### What you will do:
Return all lines from the listing below that include the word "salary".

### Data under study:
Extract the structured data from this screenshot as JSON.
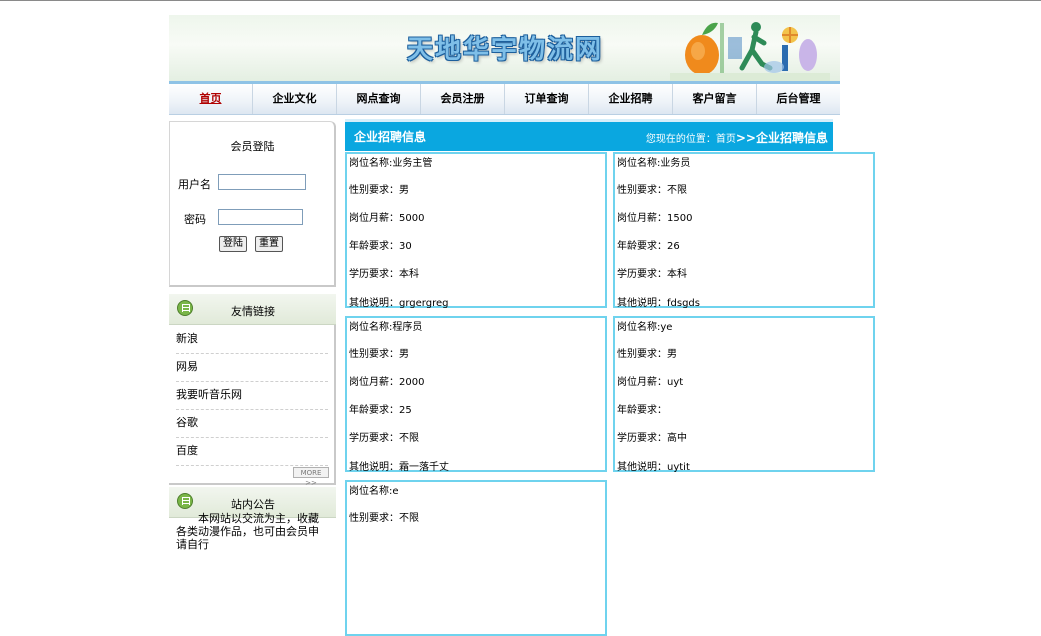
{
  "header": {
    "site_title": "天地华宇物流网"
  },
  "nav": {
    "items": [
      "首页",
      "企业文化",
      "网点查询",
      "会员注册",
      "订单查询",
      "企业招聘",
      "客户留言",
      "后台管理"
    ],
    "active_index": 0
  },
  "login": {
    "title": "会员登陆",
    "username_label": "用户名",
    "password_label": "密码",
    "username_value": "",
    "password_value": "",
    "login_button": "登陆",
    "reset_button": "重置"
  },
  "links": {
    "title": "友情链接",
    "items": [
      "新浪",
      "网易",
      "我要听音乐网",
      "谷歌",
      "百度"
    ],
    "more": "MORE >>"
  },
  "notice": {
    "title": "站内公告",
    "text": "本网站以交流为主，收藏各类动漫作品，也可由会员申请自行"
  },
  "content": {
    "title": "企业招聘信息",
    "breadcrumb_prefix": "您现在的位置：首页",
    "breadcrumb_current": ">>企业招聘信息",
    "field_labels": {
      "name": "岗位名称:",
      "gender": "性别要求：",
      "salary": "岗位月薪：",
      "age": "年龄要求：",
      "education": "学历要求：",
      "other": "其他说明："
    },
    "jobs": [
      {
        "name": "业务主管",
        "gender": "男",
        "salary": "5000",
        "age": "30",
        "education": "本科",
        "other": "grgergreg"
      },
      {
        "name": "业务员",
        "gender": "不限",
        "salary": "1500",
        "age": "26",
        "education": "本科",
        "other": "fdsgds"
      },
      {
        "name": "程序员",
        "gender": "男",
        "salary": "2000",
        "age": "25",
        "education": "不限",
        "other": "霜一落千丈"
      },
      {
        "name": "ye",
        "gender": "男",
        "salary": "uyt",
        "age": "",
        "education": "高中",
        "other": "uytit"
      },
      {
        "name": "e",
        "gender": "不限"
      }
    ]
  },
  "colors": {
    "accent_bar": "#0aa7e0",
    "card_border": "#6fd3ee",
    "nav_active": "#b00000"
  }
}
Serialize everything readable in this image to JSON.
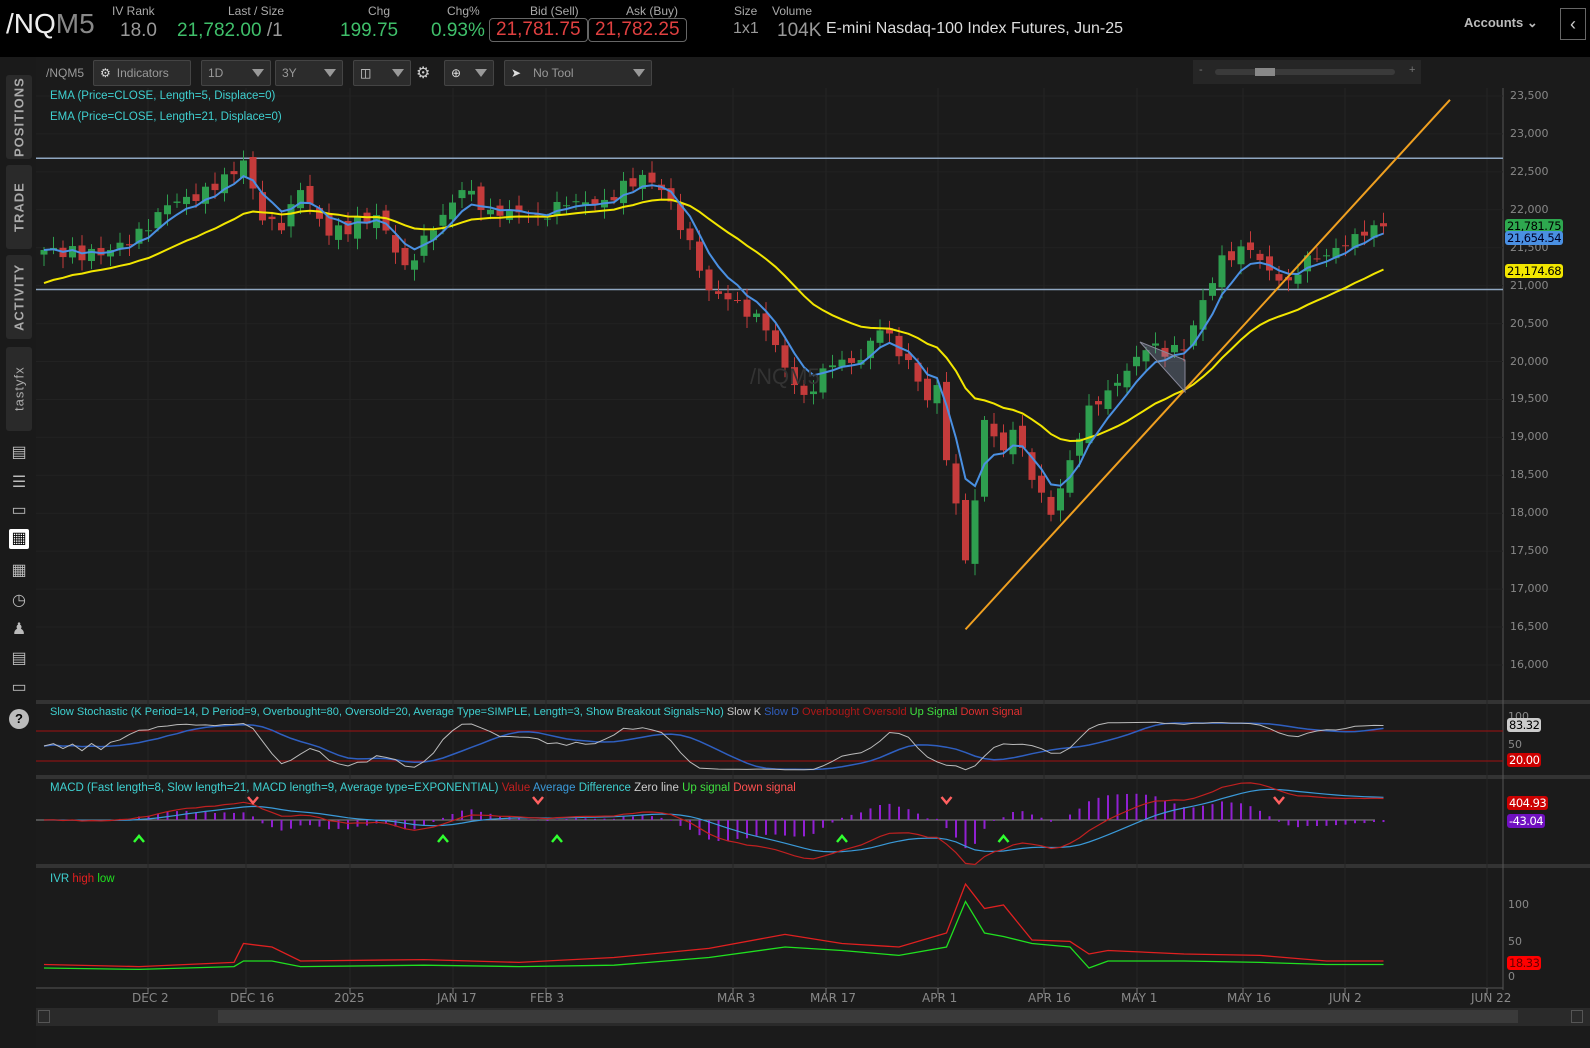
{
  "header": {
    "symbol_main": "/NQ",
    "symbol_suffix": "M5",
    "iv_rank_label": "IV Rank",
    "iv_rank": "18.0",
    "last_label": "Last / Size",
    "last": "21,782.00",
    "last_size": "/1",
    "chg_label": "Chg",
    "chg": "199.75",
    "chgpct_label": "Chg%",
    "chgpct": "0.93%",
    "bid_label": "Bid (Sell)",
    "bid": "21,781.75",
    "ask_label": "Ask (Buy)",
    "ask": "21,782.25",
    "size_label": "Size",
    "size": "1x1",
    "volume_label": "Volume",
    "volume": "104K",
    "description": "E-mini Nasdaq-100 Index Futures, Jun-25",
    "accounts": "Accounts"
  },
  "sidebar": {
    "tabs": [
      "POSITIONS",
      "TRADE",
      "ACTIVITY",
      "tastyfx"
    ]
  },
  "toolbar": {
    "symbol": "/NQM5",
    "indicators": "Indicators",
    "aggregation": "1D",
    "range": "3Y",
    "tool": "No Tool",
    "zoom_minus": "-",
    "zoom_plus": "+"
  },
  "studies": {
    "ema5": "EMA (Price=CLOSE, Length=5, Displace=0)",
    "ema21": "EMA (Price=CLOSE, Length=21, Displace=0)",
    "stoch": "Slow Stochastic (K Period=14, D Period=9, Overbought=80, Oversold=20, Average Type=SIMPLE, Length=3, Show Breakout Signals=No)",
    "stoch_legend": [
      "Slow K",
      "Slow D",
      "Overbought",
      "Oversold",
      "Up Signal",
      "Down Signal"
    ],
    "macd": "MACD (Fast length=8, Slow length=21, MACD length=9, Average type=EXPONENTIAL)",
    "macd_legend": [
      "Value",
      "Average",
      "Difference",
      "Zero line",
      "Up signal",
      "Down signal"
    ],
    "ivr": "IVR",
    "ivr_legend": [
      "high",
      "low"
    ]
  },
  "watermark": "/NQM5",
  "tags": {
    "last": "21,781.75",
    "ema5": "21,654.54",
    "ema21": "21,174.68",
    "stoch_k": "83.32",
    "stoch_os": "20.00",
    "macd_value": "404.93",
    "macd_diff": "-43.04",
    "ivr": "18.33"
  },
  "colors": {
    "up": "#2e9e4f",
    "down": "#c43b3b",
    "ema5": "#4a90e2",
    "ema21": "#f2e600",
    "trend": "#f0a020",
    "level": "#8fa6c0"
  },
  "chart_data": {
    "type": "candlestick",
    "price_axis": [
      "23,500",
      "23,000",
      "22,500",
      "22,000",
      "21,500",
      "21,000",
      "20,500",
      "20,000",
      "19,500",
      "19,000",
      "18,500",
      "18,000",
      "17,500",
      "17,000",
      "16,500",
      "16,000"
    ],
    "stoch_axis": [
      "100",
      "50"
    ],
    "ivr_axis": [
      "100",
      "50",
      "0"
    ],
    "date_labels": [
      "DEC 2",
      "DEC 16",
      "2025",
      "JAN 17",
      "FEB 3",
      "MAR 3",
      "MAR 17",
      "APR 1",
      "APR 16",
      "MAY 1",
      "MAY 16",
      "JUN 2",
      "JUN 22"
    ],
    "close_waypoints": [
      [
        0,
        21470
      ],
      [
        6,
        21400
      ],
      [
        11,
        21730
      ],
      [
        13,
        22060
      ],
      [
        18,
        22260
      ],
      [
        21,
        22650
      ],
      [
        23,
        21860
      ],
      [
        25,
        21730
      ],
      [
        27,
        22260
      ],
      [
        30,
        21660
      ],
      [
        35,
        21930
      ],
      [
        38,
        21270
      ],
      [
        41,
        21730
      ],
      [
        44,
        22260
      ],
      [
        47,
        22000
      ],
      [
        52,
        21930
      ],
      [
        55,
        22060
      ],
      [
        59,
        22130
      ],
      [
        63,
        22460
      ],
      [
        65,
        22260
      ],
      [
        68,
        21600
      ],
      [
        70,
        20940
      ],
      [
        73,
        20810
      ],
      [
        76,
        20410
      ],
      [
        79,
        19690
      ],
      [
        80,
        19560
      ],
      [
        83,
        19950
      ],
      [
        86,
        20020
      ],
      [
        88,
        20410
      ],
      [
        91,
        20020
      ],
      [
        93,
        19490
      ],
      [
        94,
        19690
      ],
      [
        95,
        18700
      ],
      [
        97,
        17380
      ],
      [
        98,
        18170
      ],
      [
        99,
        19230
      ],
      [
        101,
        18830
      ],
      [
        102,
        19100
      ],
      [
        104,
        18440
      ],
      [
        106,
        17980
      ],
      [
        108,
        18700
      ],
      [
        110,
        19420
      ],
      [
        112,
        19620
      ],
      [
        116,
        20150
      ],
      [
        120,
        20150
      ],
      [
        122,
        20810
      ],
      [
        124,
        21400
      ],
      [
        127,
        21470
      ],
      [
        129,
        21200
      ],
      [
        131,
        21070
      ],
      [
        133,
        21400
      ],
      [
        135,
        21400
      ],
      [
        137,
        21530
      ],
      [
        139,
        21660
      ],
      [
        141,
        21782
      ]
    ],
    "levels": [
      22680,
      20950
    ],
    "trendline": [
      [
        97,
        16470
      ],
      [
        148,
        23450
      ]
    ],
    "ivr_waypoints": [
      [
        0,
        15,
        10
      ],
      [
        10,
        12,
        8
      ],
      [
        20,
        18,
        12
      ],
      [
        21,
        45,
        20
      ],
      [
        24,
        40,
        20
      ],
      [
        27,
        20,
        12
      ],
      [
        40,
        22,
        14
      ],
      [
        50,
        18,
        12
      ],
      [
        60,
        25,
        14
      ],
      [
        70,
        38,
        25
      ],
      [
        78,
        58,
        40
      ],
      [
        84,
        45,
        35
      ],
      [
        90,
        40,
        28
      ],
      [
        95,
        60,
        40
      ],
      [
        97,
        130,
        105
      ],
      [
        99,
        95,
        60
      ],
      [
        101,
        100,
        55
      ],
      [
        104,
        50,
        45
      ],
      [
        108,
        48,
        40
      ],
      [
        110,
        30,
        10
      ],
      [
        112,
        35,
        20
      ],
      [
        120,
        30,
        20
      ],
      [
        128,
        28,
        18
      ],
      [
        135,
        20,
        15
      ],
      [
        141,
        20,
        15
      ]
    ],
    "macd_down_signals": [
      22,
      52,
      95,
      130
    ],
    "macd_up_signals": [
      10,
      42,
      54,
      84,
      101
    ]
  }
}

### Exercise output:
      "salary": "岗位月薪：",
        "salary": "5000",
        "salary": "1500",
        "salary": "2000",
        "salary": "uyt",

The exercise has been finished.